How to Generate Ready Cocktail Party Banter and Handy Table Conversation — READ!
Whether you are hosting a party or a guest at any event, it is important to be able to be conversant with others on everything from current events, to the hottest vacation destinations, to the pros and cons of the iPad. It is also helpful to be well read and up to date on the best books to hit the bookshelves each year. So we are beginning a new, hopefully, regular blog feature we are calling Table Topics. First up …
Best Books of the Year… So Far
Discover Amazon.com's favorite books of 2010 from January through June–they've selected the top 10 must-reads of the year so far, plus 10 picks each in fiction, nonfiction, and books for kids and teens. Do you have a favorite book to recommend? Leave a comment!
To the ranks of iconic mid-century modern men Gump and Garp, add Lisa Grunwald‘s The Irresistible Henry House. Henry arrives in the world as a “practice baby,” passed between a dozen young women at the Practice House of Wilton College's Home Economics program in a decidedly pre-Spock era that discouraged mothers from holding babies “too much.” From the beginning, Henry inspires in women the desire for his exclusive attention. But what propels this fascinating story is Henry's struggle to define the desires of his own heart, while the women who love him forge their own identities in the crucible of the 20th century’s sexual revolution.
In the superb Country Driving, Peter Hessler has observed the past 15 years of change in China with the patience and perspective–and necessary good humor–of an outsider who expects to be there for a while. He takes to the roads, as so many Chinese are doing now for the first time, driving on dirt tracks to the desert edges of the ancient empire and on brand-new highways to the mushrooming factory towns of the globalized boom. He's an utterly enjoyable guide, with a humane and empathetic eye for the ambitions, the failures, and the comedy of a country in which everybody, it seems, is on the move.
A familiar evil lies in wait for Lisbeth Salander in the finale to Stieg Larsson‘s Millennium Trilogy, but this time her only choice is to take it down or be destroyed by it. Her survival depends on journalist Mikael Blomkvist, and in spite of her most feral instincts, she must trust his judgment when the stakes are highest. The Girl Who Kicked the Hornet's Nest is the finest example of a book that saves the best for last: it roars with an explosive storyline filled with neck-snapping revelations that make the ending of this phenomenal, game-changing suspense series all the more bittersweet.
Though many at its center have argued that no one saw the economic meltdown coming, Michael Lewis, with his unerring instinct for the under-reported story, has found a handful of people who did, and who made a whole of money doing so. Following the people who knew what was happening turns out to be brilliant way to explain the inexplicable, and in The Big Short he makes an entertaining and enlightening return to high finance over 20 years after Liar's Poker, with the same sharp eye for great character and contrarian ideas as more recent favorites like Moneyball and The Blind Side.
Matterhorn is a marvel–a living, breathing book with Lieutenant Waino Mellas and the men of Bravo Company at its raw and battered heart.
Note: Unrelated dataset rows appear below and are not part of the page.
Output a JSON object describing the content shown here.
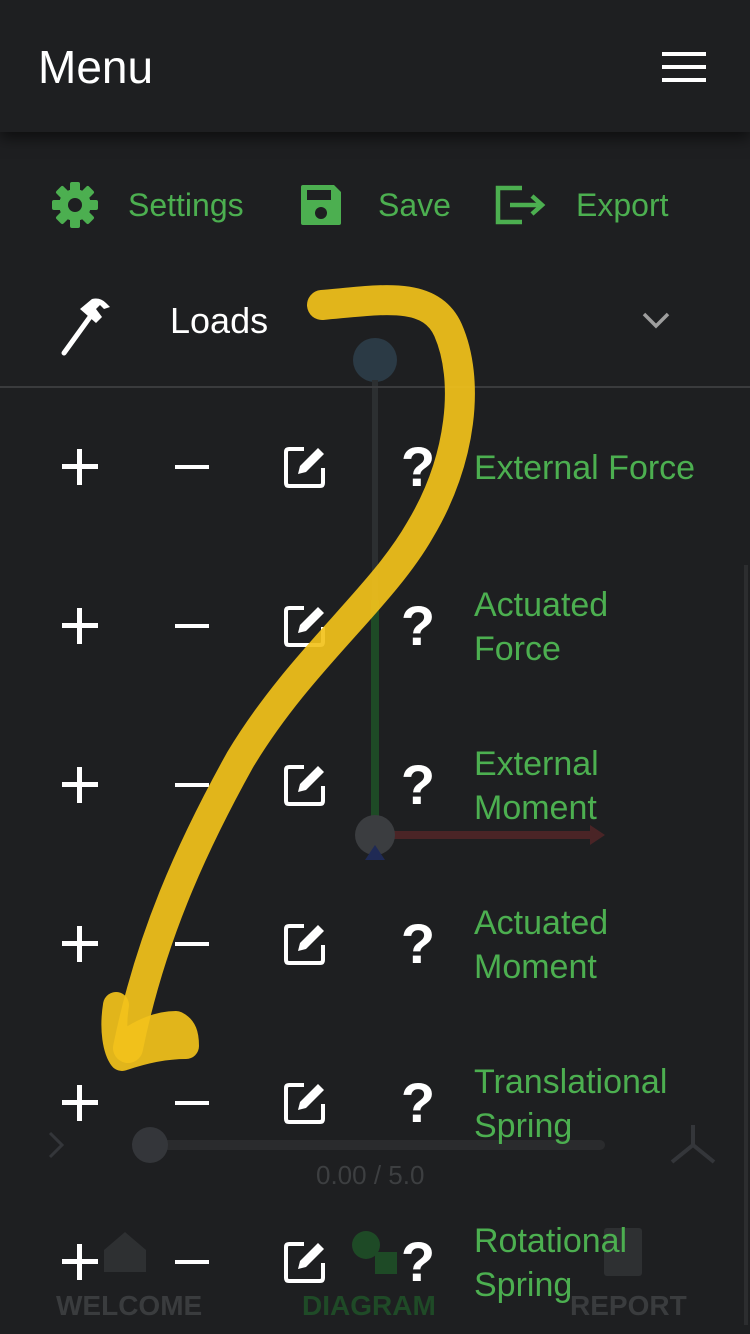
{
  "header": {
    "title": "Menu",
    "menu_icon": "hamburger-icon"
  },
  "actions": {
    "settings": {
      "label": "Settings",
      "icon": "gear-icon"
    },
    "save": {
      "label": "Save",
      "icon": "floppy-disk-icon"
    },
    "export": {
      "label": "Export",
      "icon": "export-icon"
    }
  },
  "loads_dropdown": {
    "label": "Loads",
    "icon": "hammer-icon",
    "chevron": "chevron-down-icon"
  },
  "load_items": [
    {
      "line1": "External Force",
      "line2": ""
    },
    {
      "line1": "Actuated",
      "line2": "Force"
    },
    {
      "line1": "External",
      "line2": "Moment"
    },
    {
      "line1": "Actuated",
      "line2": "Moment"
    },
    {
      "line1": "Translational",
      "line2": "Spring"
    },
    {
      "line1": "Rotational",
      "line2": "Spring"
    }
  ],
  "row_controls": {
    "add": "+",
    "remove": "−",
    "edit_icon": "edit-icon",
    "help": "?"
  },
  "background": {
    "time_readout": "0.00 / 5.0",
    "tabs": {
      "welcome": "WELCOME",
      "diagram": "DIAGRAM",
      "report": "REPORT"
    }
  },
  "colors": {
    "accent": "#4caf50",
    "background": "#1e1f21",
    "annotation": "#f2c21b"
  }
}
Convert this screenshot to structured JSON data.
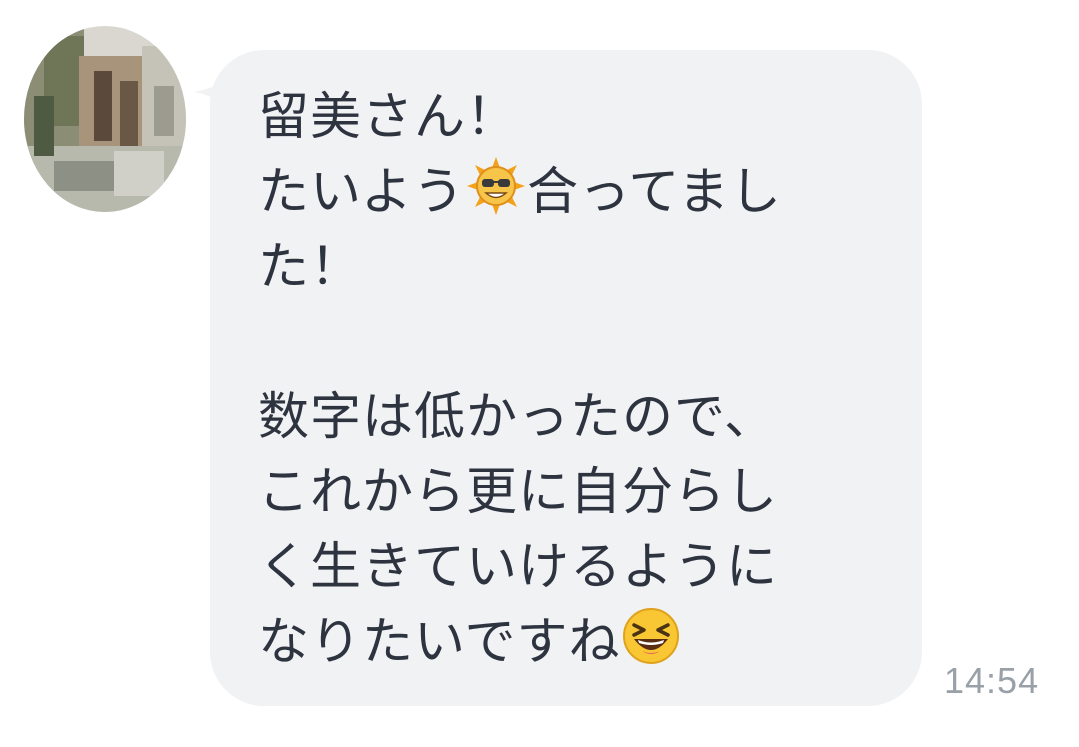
{
  "message": {
    "line1": "留美さん！",
    "line2_before_emoji": "たいよう",
    "line2_after_emoji": "合ってまし",
    "line3": "た！",
    "line4": "数字は低かったので、",
    "line5": "これから更に自分らし",
    "line6": "く生きていけるように",
    "line7_before_emoji": "なりたいですね",
    "emoji_sun": "sun-with-sunglasses",
    "emoji_laugh": "laughing-face"
  },
  "timestamp": "14:54",
  "colors": {
    "bubble": "#f1f2f4",
    "text": "#2e3340",
    "timestamp": "#9aa0a8"
  }
}
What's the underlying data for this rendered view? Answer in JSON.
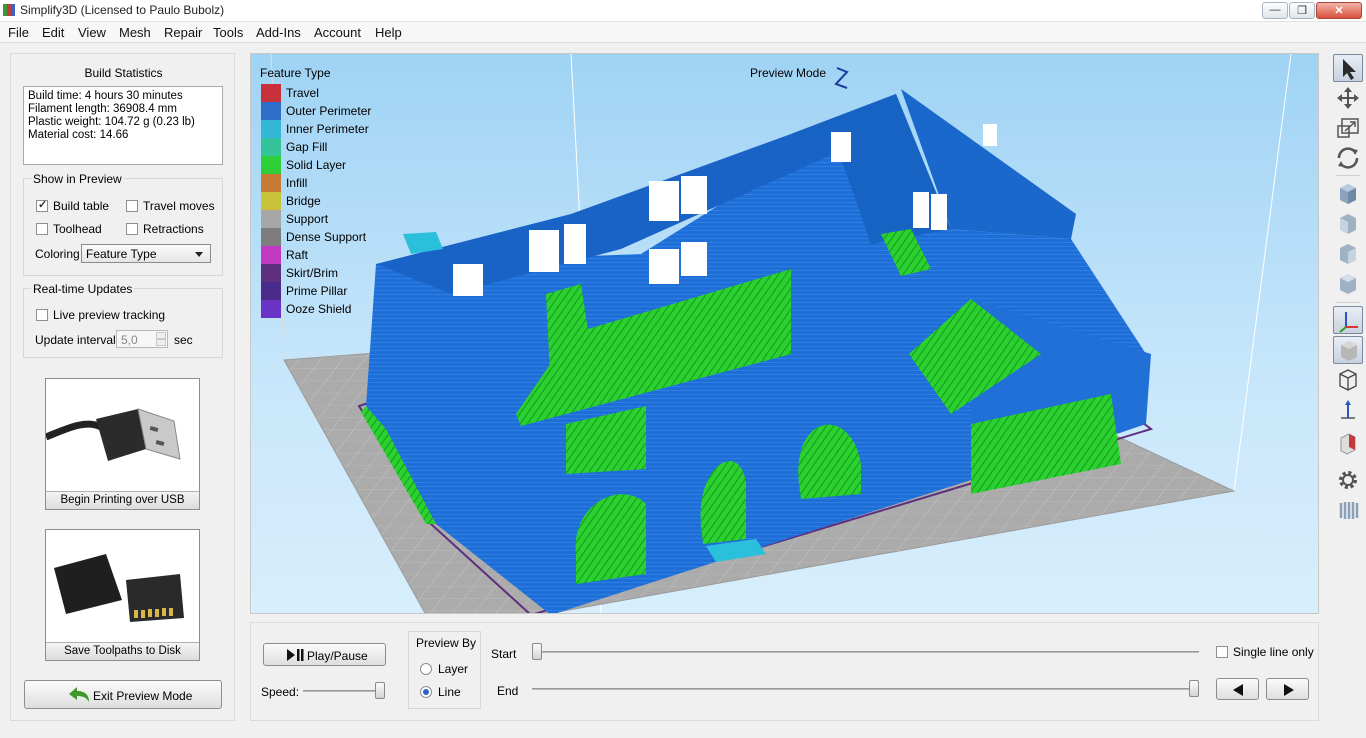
{
  "window": {
    "title": "Simplify3D (Licensed to Paulo Bubolz)",
    "min_glyph": "—",
    "max_glyph": "❐",
    "close_glyph": "✕"
  },
  "menu": [
    "File",
    "Edit",
    "View",
    "Mesh",
    "Repair",
    "Tools",
    "Add-Ins",
    "Account",
    "Help"
  ],
  "build_statistics": {
    "title": "Build Statistics",
    "lines": [
      "Build time: 4 hours 30 minutes",
      "Filament length: 36908.4 mm",
      "Plastic weight: 104.72 g (0.23 lb)",
      "Material cost: 14.66"
    ]
  },
  "show_in_preview": {
    "title": "Show in Preview",
    "build_table": {
      "label": "Build table",
      "checked": true
    },
    "travel_moves": {
      "label": "Travel moves",
      "checked": false
    },
    "toolhead": {
      "label": "Toolhead",
      "checked": false
    },
    "retractions": {
      "label": "Retractions",
      "checked": false
    },
    "coloring_label": "Coloring",
    "coloring_value": "Feature Type"
  },
  "realtime": {
    "title": "Real-time Updates",
    "live_label": "Live preview tracking",
    "live_checked": false,
    "interval_label": "Update interval",
    "interval_value": "5,0",
    "interval_unit": "sec"
  },
  "buttons": {
    "usb": "Begin Printing over USB",
    "disk": "Save Toolpaths to Disk",
    "exit": "Exit Preview Mode"
  },
  "viewport": {
    "legend_title": "Feature Type",
    "preview_mode": "Preview Mode",
    "legend": [
      {
        "name": "Travel",
        "color": "#c8313a"
      },
      {
        "name": "Outer Perimeter",
        "color": "#2e6ec9"
      },
      {
        "name": "Inner Perimeter",
        "color": "#33b7d6"
      },
      {
        "name": "Gap Fill",
        "color": "#35c49a"
      },
      {
        "name": "Solid Layer",
        "color": "#2fcf3a"
      },
      {
        "name": "Infill",
        "color": "#c77a33"
      },
      {
        "name": "Bridge",
        "color": "#c9c23a"
      },
      {
        "name": "Support",
        "color": "#a7a7a7"
      },
      {
        "name": "Dense Support",
        "color": "#7d7d7d"
      },
      {
        "name": "Raft",
        "color": "#c239c2"
      },
      {
        "name": "Skirt/Brim",
        "color": "#5e2f7d"
      },
      {
        "name": "Prime Pillar",
        "color": "#4a2b8c"
      },
      {
        "name": "Ooze Shield",
        "color": "#6a33c4"
      }
    ]
  },
  "playback": {
    "play_label": "Play/Pause",
    "speed_label": "Speed:",
    "speed_level": 1.0,
    "preview_by_title": "Preview By",
    "layer_label": "Layer",
    "line_label": "Line",
    "selected": "Line",
    "start_label": "Start",
    "end_label": "End",
    "start_position": 0.0,
    "end_position": 1.0,
    "single_line_label": "Single line only",
    "single_line_checked": false
  },
  "toolbar": [
    "select-icon",
    "move-icon",
    "scale-icon",
    "rotate-icon",
    "view-default-icon",
    "view-front-icon",
    "view-side-icon",
    "view-top-icon",
    "axes-icon",
    "solid-icon",
    "wireframe-icon",
    "normals-icon",
    "section-icon",
    "settings-icon",
    "toolpaths-icon"
  ]
}
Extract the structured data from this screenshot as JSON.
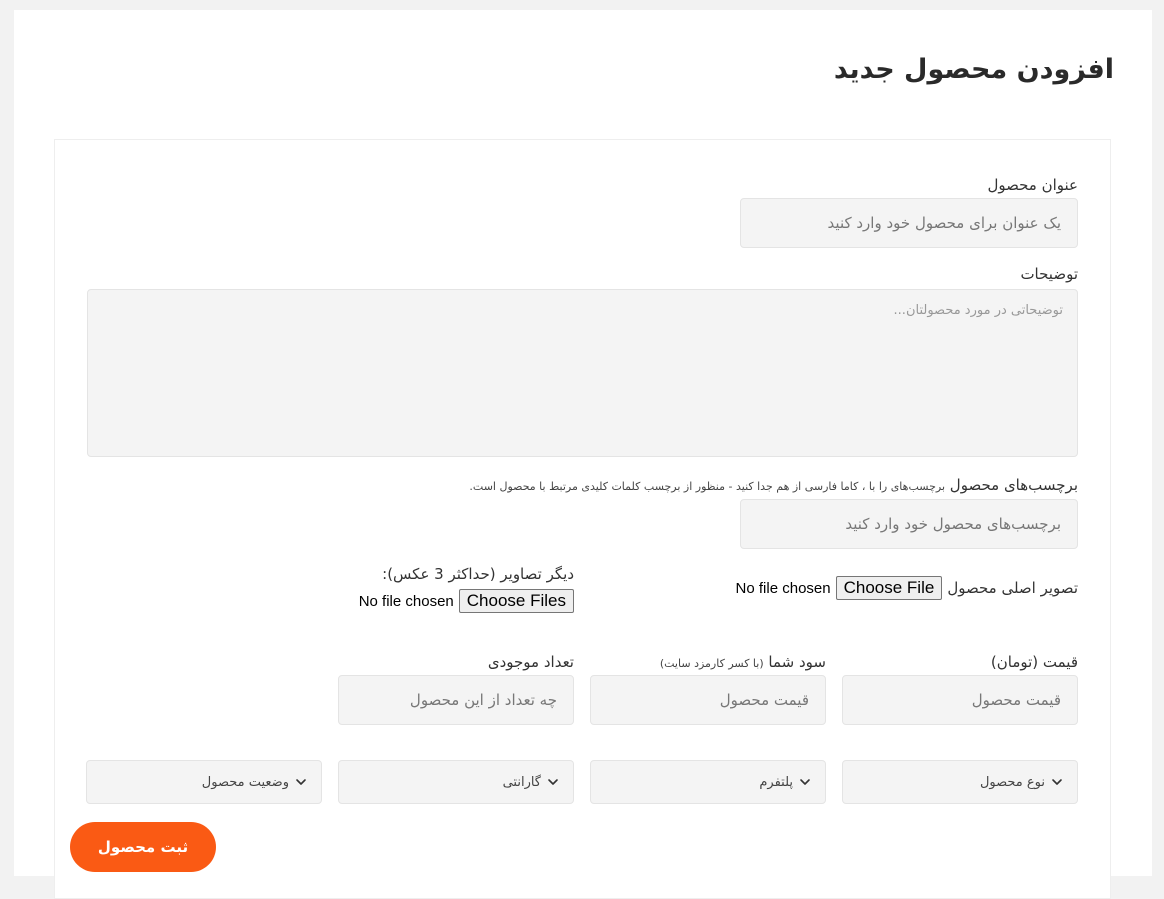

Mellas is a bundle of anxiety and ambition, a college kid who realized too late that “because of his desire to look good coming home from a war, he might never come home at all.” A highly decorated Vietnam veteran himself, Karl Marlantesbrings the horrors and heroism of war to life with the finesse of a seasoned writer, exposing not just the things they carry, but the fears they bury, the friends they lose, and the men they follow.
Printing presses whirr, ashtrays smolder, and the endearing complexity of humanity plays out inTom Rachman‘s debut novel, The Imperfectionists. The chaos of a fictional English-language newspaper provides a stage for characters unified by a common thread of circumstance, but Rachman's depiction of a paper deemed a “daily report on the idiocy and the brilliance of the species” becomes more about the disillusion in everyday life than the dissolution of an industry.
Henrietta Lacks was a mother of five who died from a cruelly aggressive cancer at the age of 30 in 1951. A sample of her tissue turned out to provide one of the holy grails of mid-century biology: human cells that could survive–even thrive–in the lab. Their stunning potency became a building block for countless breakthroughs, including the cure for polio. For a decade, Rebecca Sklootdoggedly but compassionately gathered the threads of Henrietta's story, fashioning in The Immortal Life of Henrietta Lacks a rich and haunting tale that redefines what it means to have a medical history.
While Big Love seeks the inherent soap opera in a man with many wives, in The Lonely Polygamist Brady Udall finds the slapstick. But Udalldoesn't settle just for jokes (though the jokes are excellent). Golden may be hapless, distracted, and deceitful, but he is large-hearted and so is his story. With a fresh and faultless ear for American vernacular, Udall's big tale of beset manhood effortlessly earns its comparisons to tragicomic family classics from The Corrections to John Irving.